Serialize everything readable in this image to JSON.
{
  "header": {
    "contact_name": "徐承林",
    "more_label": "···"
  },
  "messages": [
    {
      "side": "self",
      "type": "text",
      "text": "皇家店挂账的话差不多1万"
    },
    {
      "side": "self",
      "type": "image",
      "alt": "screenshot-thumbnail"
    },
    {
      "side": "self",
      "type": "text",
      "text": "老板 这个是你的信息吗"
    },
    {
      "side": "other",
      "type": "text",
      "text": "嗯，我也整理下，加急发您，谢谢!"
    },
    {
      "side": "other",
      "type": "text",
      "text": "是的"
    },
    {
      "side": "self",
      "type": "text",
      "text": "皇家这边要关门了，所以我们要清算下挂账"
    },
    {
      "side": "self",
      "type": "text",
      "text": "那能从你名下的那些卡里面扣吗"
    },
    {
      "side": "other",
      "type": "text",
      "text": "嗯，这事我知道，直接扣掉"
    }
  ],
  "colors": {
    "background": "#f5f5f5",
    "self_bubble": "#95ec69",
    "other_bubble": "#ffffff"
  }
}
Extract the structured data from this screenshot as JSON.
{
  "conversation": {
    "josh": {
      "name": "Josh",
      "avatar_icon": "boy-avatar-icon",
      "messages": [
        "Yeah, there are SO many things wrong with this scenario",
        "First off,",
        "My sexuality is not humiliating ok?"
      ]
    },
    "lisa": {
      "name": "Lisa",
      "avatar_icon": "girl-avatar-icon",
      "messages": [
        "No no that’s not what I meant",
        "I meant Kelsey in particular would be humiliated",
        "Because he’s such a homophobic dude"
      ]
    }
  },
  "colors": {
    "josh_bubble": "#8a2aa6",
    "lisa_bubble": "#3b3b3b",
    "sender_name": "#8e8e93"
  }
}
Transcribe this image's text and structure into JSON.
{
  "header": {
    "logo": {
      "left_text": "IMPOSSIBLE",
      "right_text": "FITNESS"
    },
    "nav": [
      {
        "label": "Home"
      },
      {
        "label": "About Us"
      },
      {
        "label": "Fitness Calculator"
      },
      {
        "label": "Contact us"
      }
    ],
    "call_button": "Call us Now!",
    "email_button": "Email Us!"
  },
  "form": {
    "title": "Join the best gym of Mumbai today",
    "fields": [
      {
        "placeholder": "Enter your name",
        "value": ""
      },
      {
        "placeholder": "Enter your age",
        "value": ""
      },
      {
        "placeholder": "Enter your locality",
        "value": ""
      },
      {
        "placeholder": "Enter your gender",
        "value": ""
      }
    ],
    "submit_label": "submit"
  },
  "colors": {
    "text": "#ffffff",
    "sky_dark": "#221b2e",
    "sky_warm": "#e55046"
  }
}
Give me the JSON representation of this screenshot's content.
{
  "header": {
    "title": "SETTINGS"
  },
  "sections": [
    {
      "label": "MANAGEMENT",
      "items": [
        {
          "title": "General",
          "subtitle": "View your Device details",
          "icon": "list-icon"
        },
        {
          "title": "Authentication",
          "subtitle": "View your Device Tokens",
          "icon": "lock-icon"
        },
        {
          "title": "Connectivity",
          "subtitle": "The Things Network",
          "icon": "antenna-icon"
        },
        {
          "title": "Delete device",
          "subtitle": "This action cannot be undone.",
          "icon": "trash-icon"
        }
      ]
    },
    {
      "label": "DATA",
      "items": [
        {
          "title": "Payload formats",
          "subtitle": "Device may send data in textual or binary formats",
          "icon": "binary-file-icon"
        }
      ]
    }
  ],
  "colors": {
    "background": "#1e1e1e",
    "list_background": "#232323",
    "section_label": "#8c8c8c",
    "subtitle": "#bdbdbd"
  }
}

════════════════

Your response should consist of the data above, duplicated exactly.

Serialize everything readable in this image to JSON.
{
  "header": {
    "contact_name": "徐承林",
    "more_label": "···"
  },
  "messages": [
    {
      "side": "self",
      "type": "text",
      "text": "皇家店挂账的话差不多1万"
    },
    {
      "side": "self",
      "type": "image",
      "alt": "screenshot-thumbnail"
    },
    {
      "side": "self",
      "type": "text",
      "text": "老板 这个是你的信息吗"
    },
    {
      "side": "other",
      "type": "text",
      "text": "嗯，我也整理下，加急发您，谢谢!"
    },
    {
      "side": "other",
      "type": "text",
      "text": "是的"
    },
    {
      "side": "self",
      "type": "text",
      "text": "皇家这边要关门了，所以我们要清算下挂账"
    },
    {
      "side": "self",
      "type": "text",
      "text": "那能从你名下的那些卡里面扣吗"
    },
    {
      "side": "other",
      "type": "text",
      "text": "嗯，这事我知道，直接扣掉"
    }
  ],
  "colors": {
    "background": "#f5f5f5",
    "self_bubble": "#95ec69",
    "other_bubble": "#ffffff"
  }
}
Extract the structured data from this screenshot as JSON.
{
  "conversation": {
    "josh": {
      "name": "Josh",
      "avatar_icon": "boy-avatar-icon",
      "messages": [
        "Yeah, there are SO many things wrong with this scenario",
        "First off,",
        "My sexuality is not humiliating ok?"
      ]
    },
    "lisa": {
      "name": "Lisa",
      "avatar_icon": "girl-avatar-icon",
      "messages": [
        "No no that’s not what I meant",
        "I meant Kelsey in particular would be humiliated",
        "Because he’s such a homophobic dude"
      ]
    }
  },
  "colors": {
    "josh_bubble": "#8a2aa6",
    "lisa_bubble": "#3b3b3b",
    "sender_name": "#8e8e93"
  }
}
Transcribe this image's text and structure into JSON.
{
  "header": {
    "logo": {
      "left_text": "IMPOSSIBLE",
      "right_text": "FITNESS"
    },
    "nav": [
      {
        "label": "Home"
      },
      {
        "label": "About Us"
      },
      {
        "label": "Fitness Calculator"
      },
      {
        "label": "Contact us"
      }
    ],
    "call_button": "Call us Now!",
    "email_button": "Email Us!"
  },
  "form": {
    "title": "Join the best gym of Mumbai today",
    "fields": [
      {
        "placeholder": "Enter your name",
        "value": ""
      },
      {
        "placeholder": "Enter your age",
        "value": ""
      },
      {
        "placeholder": "Enter your locality",
        "value": ""
      },
      {
        "placeholder": "Enter your gender",
        "value": ""
      }
    ],
    "submit_label": "submit"
  },
  "colors": {
    "text": "#ffffff",
    "sky_dark": "#221b2e",
    "sky_warm": "#e55046"
  }
}
Give me the JSON representation of this screenshot's content.
{
  "header": {
    "title": "SETTINGS"
  },
  "sections": [
    {
      "label": "MANAGEMENT",
      "items": [
        {
          "title": "General",
          "subtitle": "View your Device details",
          "icon": "list-icon"
        },
        {
          "title": "Authentication",
          "subtitle": "View your Device Tokens",
          "icon": "lock-icon"
        },
        {
          "title": "Connectivity",
          "subtitle": "The Things Network",
          "icon": "antenna-icon"
        },
        {
          "title": "Delete device",
          "subtitle": "This action cannot be undone.",
          "icon": "trash-icon"
        }
      ]
    },
    {
      "label": "DATA",
      "items": [
        {
          "title": "Payload formats",
          "subtitle": "Device may send data in textual or binary formats",
          "icon": "binary-file-icon"
        }
      ]
    }
  ],
  "colors": {
    "background": "#1e1e1e",
    "list_background": "#232323",
    "section_label": "#8c8c8c",
    "subtitle": "#bdbdbd"
  }
}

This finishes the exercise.